All of my furniture design work to date is done in a matter of hours. I typically zero in on a theme and pull it as far as I can into a believable product. I like to play with tangencies, intersections, repetitions and scale, but mostly with viewpoints; every angle should be its own design. I also always want to create designs that are cultural and tactile. It should always make you feel something and should be “feel-able” i.e. you should be able to easily imagine touching the product and what that experience would be like. My goal for Clip Chair was to design something with more unique supports, that from a distance, could mystify and pull you closer. I wanted to keep the eye moving with the tubing tracks; nothing coming to a point, just doing their job here, doing their job there, and back again.
The Clip Chair features a series of bent metal tubing tracks which act as the legs, seat support and armrests. A crossbar connecting the smaller set of tracks provides the majority of the seat support, while connections hold the larger tracks to the seat and smaller tracks. These tracks are the main focus of the design, meant to look different from any viewing angle, changing the feeling from confusing, to simple, to typographical depending on where you are. The seat is meant to be a blank canvas. It should remain simple in its construction and form but can be a done in a variety of colors and materials.
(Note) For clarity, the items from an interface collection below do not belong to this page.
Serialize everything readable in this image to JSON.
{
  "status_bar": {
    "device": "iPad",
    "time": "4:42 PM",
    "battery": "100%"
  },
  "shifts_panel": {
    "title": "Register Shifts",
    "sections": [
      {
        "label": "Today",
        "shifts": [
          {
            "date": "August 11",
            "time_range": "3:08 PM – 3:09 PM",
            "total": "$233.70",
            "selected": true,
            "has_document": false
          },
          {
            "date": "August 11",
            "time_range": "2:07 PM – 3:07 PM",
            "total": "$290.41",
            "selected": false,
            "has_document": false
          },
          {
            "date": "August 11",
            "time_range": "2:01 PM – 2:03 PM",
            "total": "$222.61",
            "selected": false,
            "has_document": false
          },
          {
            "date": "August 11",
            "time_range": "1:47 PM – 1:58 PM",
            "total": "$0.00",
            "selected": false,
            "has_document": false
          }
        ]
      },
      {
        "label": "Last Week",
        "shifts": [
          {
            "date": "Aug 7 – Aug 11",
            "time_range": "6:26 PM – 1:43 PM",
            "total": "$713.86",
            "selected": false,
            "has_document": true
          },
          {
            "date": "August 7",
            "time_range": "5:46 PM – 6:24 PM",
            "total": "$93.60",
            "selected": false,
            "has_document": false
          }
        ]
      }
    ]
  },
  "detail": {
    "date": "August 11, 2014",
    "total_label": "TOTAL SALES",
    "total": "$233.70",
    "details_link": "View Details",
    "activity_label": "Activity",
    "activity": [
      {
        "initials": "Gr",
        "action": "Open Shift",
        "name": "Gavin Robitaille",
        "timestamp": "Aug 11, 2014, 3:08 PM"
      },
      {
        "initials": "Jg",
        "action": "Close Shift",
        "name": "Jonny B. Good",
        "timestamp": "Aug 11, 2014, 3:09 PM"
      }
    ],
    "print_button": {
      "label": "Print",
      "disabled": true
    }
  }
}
Clip Front Angle-5d5fa683
Larger front tubing tracks act as armrests, extending above the seat.
Side view showing the namesake, a discarded, bent paperclip after being played with too much.
Front View showing how the tubing tracks nest next to each other.
Clip Back Angle-ed222509
Back Angle. The tubing tracks do not come to a point on the ground, rather, they just create tangencies with it.
Detail view of potential connection points and the lower crossbar supporting the seat.
- Andrew Edge
- Furniture design: series | Furniture: collection
Connections, tangencies, and the never-ending cycle.